### TO DO:
Work out how many lines in the entries contain the string "labels", and give nothing but that number.

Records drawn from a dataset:

+-------+

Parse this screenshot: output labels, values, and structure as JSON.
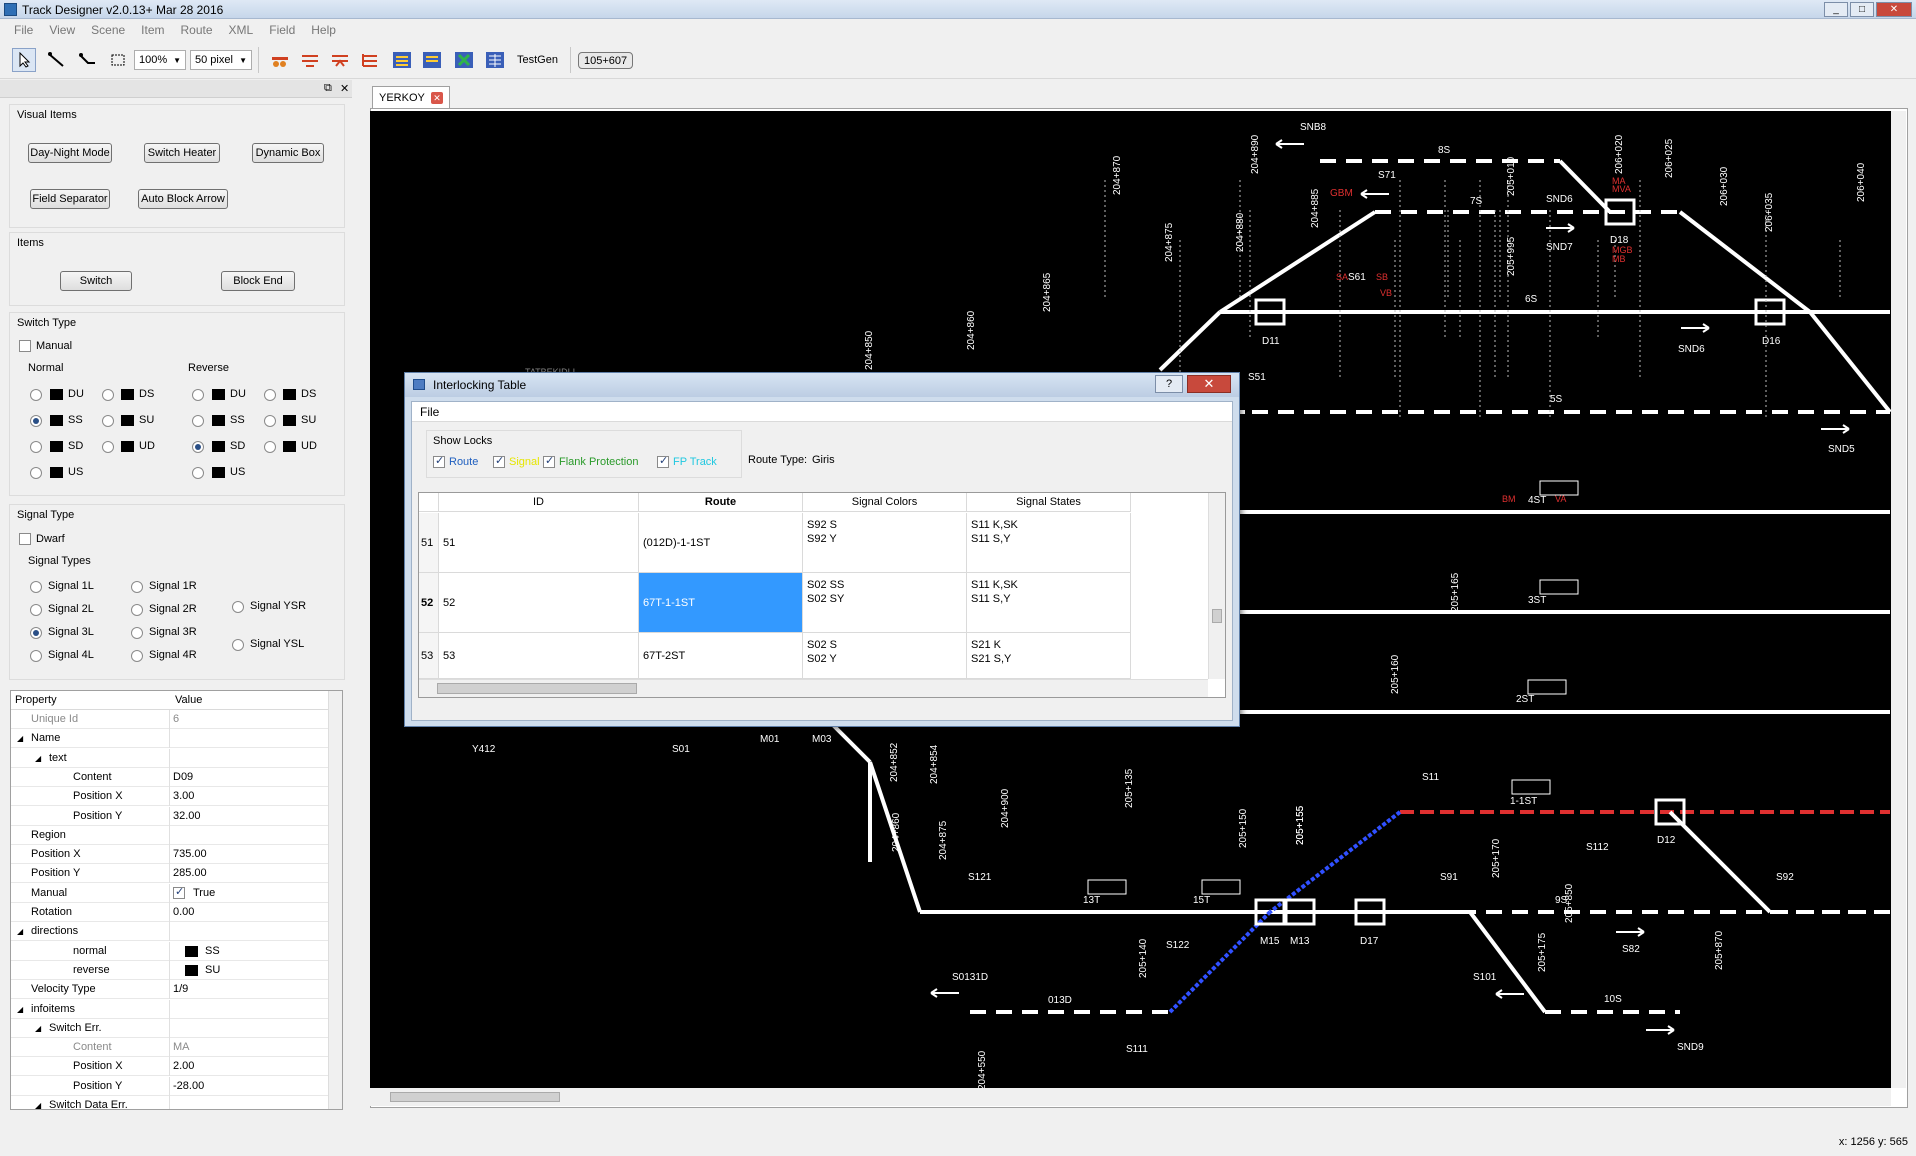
{
  "window": {
    "title": "Track Designer v2.0.13+ Mar 28 2016",
    "min": "_",
    "max": "□",
    "close": "✕"
  },
  "menu": [
    "File",
    "View",
    "Scene",
    "Item",
    "Route",
    "XML",
    "Field",
    "Help"
  ],
  "toolbar": {
    "zoom": "100%",
    "grid": "50 pixel",
    "testgen": "TestGen",
    "coord": "105+607"
  },
  "dock": {
    "float": "⧉",
    "close": "✕"
  },
  "visual_items": {
    "title": "Visual Items",
    "buttons": [
      "Day-Night Mode",
      "Switch Heater",
      "Dynamic Box",
      "Field Separator",
      "Auto Block Arrow"
    ]
  },
  "items": {
    "title": "Items",
    "buttons": [
      "Switch",
      "Block End"
    ]
  },
  "switch_type": {
    "title": "Switch Type",
    "manual": "Manual",
    "normal_title": "Normal",
    "reverse_title": "Reverse",
    "normal": [
      "DU",
      "DS",
      "SS",
      "SU",
      "SD",
      "UD",
      "US"
    ],
    "reverse": [
      "DU",
      "DS",
      "SS",
      "SU",
      "SD",
      "UD",
      "US"
    ]
  },
  "signal_type": {
    "title": "Signal Type",
    "dwarf": "Dwarf",
    "types_title": "Signal Types",
    "types": [
      "Signal 1L",
      "Signal 1R",
      "Signal 2L",
      "Signal 2R",
      "Signal 3L",
      "Signal 3R",
      "Signal 4L",
      "Signal 4R",
      "Signal YSR",
      "Signal YSL"
    ]
  },
  "properties": {
    "headers": [
      "Property",
      "Value"
    ],
    "rows": [
      {
        "k": "Unique Id",
        "v": "6"
      },
      {
        "k": "Name",
        "v": ""
      },
      {
        "k": "text",
        "v": ""
      },
      {
        "k": "Content",
        "v": "D09"
      },
      {
        "k": "Position X",
        "v": "3.00"
      },
      {
        "k": "Position Y",
        "v": "32.00"
      },
      {
        "k": "Region",
        "v": ""
      },
      {
        "k": "Position X",
        "v": "735.00"
      },
      {
        "k": "Position Y",
        "v": "285.00"
      },
      {
        "k": "Manual",
        "v": "True"
      },
      {
        "k": "Rotation",
        "v": "0.00"
      },
      {
        "k": "directions",
        "v": ""
      },
      {
        "k": "normal",
        "v": "SS"
      },
      {
        "k": "reverse",
        "v": "SU"
      },
      {
        "k": "Velocity Type",
        "v": "1/9"
      },
      {
        "k": "infoitems",
        "v": ""
      },
      {
        "k": "Switch Err.",
        "v": ""
      },
      {
        "k": "Content",
        "v": "MA"
      },
      {
        "k": "Position X",
        "v": "2.00"
      },
      {
        "k": "Position Y",
        "v": "-28.00"
      },
      {
        "k": "Switch Data Err.",
        "v": ""
      }
    ]
  },
  "tab": {
    "label": "YERKOY"
  },
  "dialog": {
    "title": "Interlocking Table",
    "help": "?",
    "close": "✕",
    "menu": "File",
    "show_locks": "Show Locks",
    "locks": [
      {
        "label": "Route",
        "color": "#1f5fbf"
      },
      {
        "label": "Signal",
        "color": "#e6e600"
      },
      {
        "label": "Flank Protection",
        "color": "#2a9a2a"
      },
      {
        "label": "FP Track",
        "color": "#20c8e0"
      }
    ],
    "route_type_label": "Route Type:",
    "route_type_value": "Giris",
    "columns": [
      "ID",
      "Route",
      "Signal Colors",
      "Signal States"
    ],
    "rows": [
      {
        "n": "51",
        "id": "51",
        "route": "(012D)-1-1ST",
        "colors": "S92 S\nS92 Y",
        "states": "S11 K,SK\nS11 S,Y"
      },
      {
        "n": "52",
        "id": "52",
        "route": "67T-1-1ST",
        "colors": "S02 SS\nS02 SY",
        "states": "S11 K,SK\nS11 S,Y"
      },
      {
        "n": "53",
        "id": "53",
        "route": "67T-2ST",
        "colors": "S02 S\nS02 Y",
        "states": "S21 K\nS21 S,Y"
      }
    ]
  },
  "status": {
    "coords": "x: 1256 y: 565"
  },
  "schematic": {
    "labels": [
      "SNB8",
      "8S",
      "204+890",
      "204+885",
      "204+880",
      "204+875",
      "204+870",
      "204+865",
      "204+860",
      "204+850",
      "S71",
      "GBM",
      "7S",
      "SND6",
      "SND7",
      "205+010",
      "205+995",
      "206+020",
      "206+025",
      "206+030",
      "206+035",
      "206+040",
      "MA",
      "MVA",
      "D18",
      "MGB",
      "MB",
      "6S",
      "S61",
      "SA",
      "SB",
      "VB",
      "D11",
      "D16",
      "SND6",
      "S51",
      "5S",
      "SND5",
      "205+165",
      "205+160",
      "4ST",
      "3ST",
      "2ST",
      "1-1ST",
      "BM",
      "VA",
      "S11",
      "D12",
      "S112",
      "S92",
      "9S",
      "S82",
      "13T",
      "15T",
      "S121",
      "S122",
      "M15",
      "M13",
      "D17",
      "S91",
      "S101",
      "10S",
      "SND9",
      "013D",
      "S0131D",
      "S111",
      "M01",
      "M03",
      "S01",
      "Y412",
      "204+852",
      "204+854",
      "204+860",
      "204+875",
      "204+900",
      "205+135",
      "205+140",
      "205+150",
      "205+155",
      "205+170",
      "205+175",
      "205+850",
      "205+870",
      "205+155",
      "204+550",
      "TATBEKIDLI"
    ]
  }
}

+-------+

### TASK RESPONSE:
2